The High Price of Good Will
January 25, 1952 — The Salisbury Times
From the Eastern Shore town of Salisbury, Maryland, here’s an interesting Friday evening editorial on the subject of a proposed $24 million dollar aid package to Iran from the United States.
It begins by recalling the political instincts of “Mr. Republican”, Senator Robert A. Taft (1889-1953), the son of 27th U.S. President William Howard Taft. The Senator embarked on his own Presidential campaign bid that same year — won instead by General Dwight D. Eisenhower, who would famously refuse a U.S. loan to Mossadegh the following year.
AS SEN. TAFT was saying recently when someone wondered if he and Eisenhower could get together on a foreign policy, it’s a question of degree.
Taft meant that he and the general could get together if each one would give in a little to the other. The idea comes to mind in connection with the news that Premier Mossadegh of Iran is going to accept $24 million from the United States under Point 4. [U.S. technical assistance program to third world nations]

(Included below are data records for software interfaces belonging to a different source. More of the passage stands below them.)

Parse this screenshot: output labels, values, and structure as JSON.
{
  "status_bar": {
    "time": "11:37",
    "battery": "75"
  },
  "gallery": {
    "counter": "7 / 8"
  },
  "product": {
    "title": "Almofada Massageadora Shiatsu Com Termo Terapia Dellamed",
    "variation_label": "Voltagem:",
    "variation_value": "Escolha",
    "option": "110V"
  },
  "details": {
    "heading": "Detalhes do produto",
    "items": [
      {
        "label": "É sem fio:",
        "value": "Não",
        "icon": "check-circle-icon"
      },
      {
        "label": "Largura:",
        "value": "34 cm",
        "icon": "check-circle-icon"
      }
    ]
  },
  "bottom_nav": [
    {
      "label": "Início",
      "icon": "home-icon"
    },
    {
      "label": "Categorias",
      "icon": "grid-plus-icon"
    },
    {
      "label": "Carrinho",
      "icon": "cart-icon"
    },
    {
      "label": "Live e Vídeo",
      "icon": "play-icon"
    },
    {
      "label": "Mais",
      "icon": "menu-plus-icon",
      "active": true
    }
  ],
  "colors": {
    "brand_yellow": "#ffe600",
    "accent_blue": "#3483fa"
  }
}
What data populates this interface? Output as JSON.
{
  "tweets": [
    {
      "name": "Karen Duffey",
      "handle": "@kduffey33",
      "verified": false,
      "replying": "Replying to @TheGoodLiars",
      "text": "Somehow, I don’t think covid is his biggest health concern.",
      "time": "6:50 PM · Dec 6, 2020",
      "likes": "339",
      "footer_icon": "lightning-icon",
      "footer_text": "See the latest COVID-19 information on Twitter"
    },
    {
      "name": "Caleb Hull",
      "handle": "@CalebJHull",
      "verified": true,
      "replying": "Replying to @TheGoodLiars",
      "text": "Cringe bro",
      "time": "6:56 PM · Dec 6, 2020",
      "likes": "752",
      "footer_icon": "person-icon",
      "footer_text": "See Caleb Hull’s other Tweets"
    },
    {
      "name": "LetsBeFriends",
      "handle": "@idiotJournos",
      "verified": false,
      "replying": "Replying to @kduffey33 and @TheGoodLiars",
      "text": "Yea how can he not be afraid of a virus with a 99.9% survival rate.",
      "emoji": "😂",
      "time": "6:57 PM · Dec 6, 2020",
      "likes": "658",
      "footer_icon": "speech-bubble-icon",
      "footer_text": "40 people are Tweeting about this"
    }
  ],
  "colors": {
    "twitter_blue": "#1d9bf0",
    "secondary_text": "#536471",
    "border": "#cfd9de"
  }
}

Here is a typical question of degree. Taft would have been inclined to settle for less than $24 million.
The United States is trying to buy good will in Iran. The matter is urgent because Great Britain has earned so much ill will in the near East that good will for anyone who speaks English commands a premium price. But $24 million is a wad of money in Iran.
The question is how much the good will of any one Iranian government is worth, since it can only be promised, not necessarily delivered. Even assuming that it can be bought, which is a dangerous assumption, it should not be worth more than $2.4 million dollars a year, one tenth of what Mossadegh is letting his government accept as a starter.
By the time he has finished, which will be a long time from now, the original $24 million will have been run up to a quarter of a billion.
Twenty-Four Million To Iran — Letter to The Philadelphia Inquirer, January 24, 1952
Some Favor Keeping Our Money At Home — The Elmira Star-Gazette, September 1, 1953
Iran Suppresses U.S. Centers as Thanks for U.S. Aid — Buffalo Courier-Express, Feb. 5, 1952
MOSSADEGH t-shirts — “If I sit silently, I have sinned”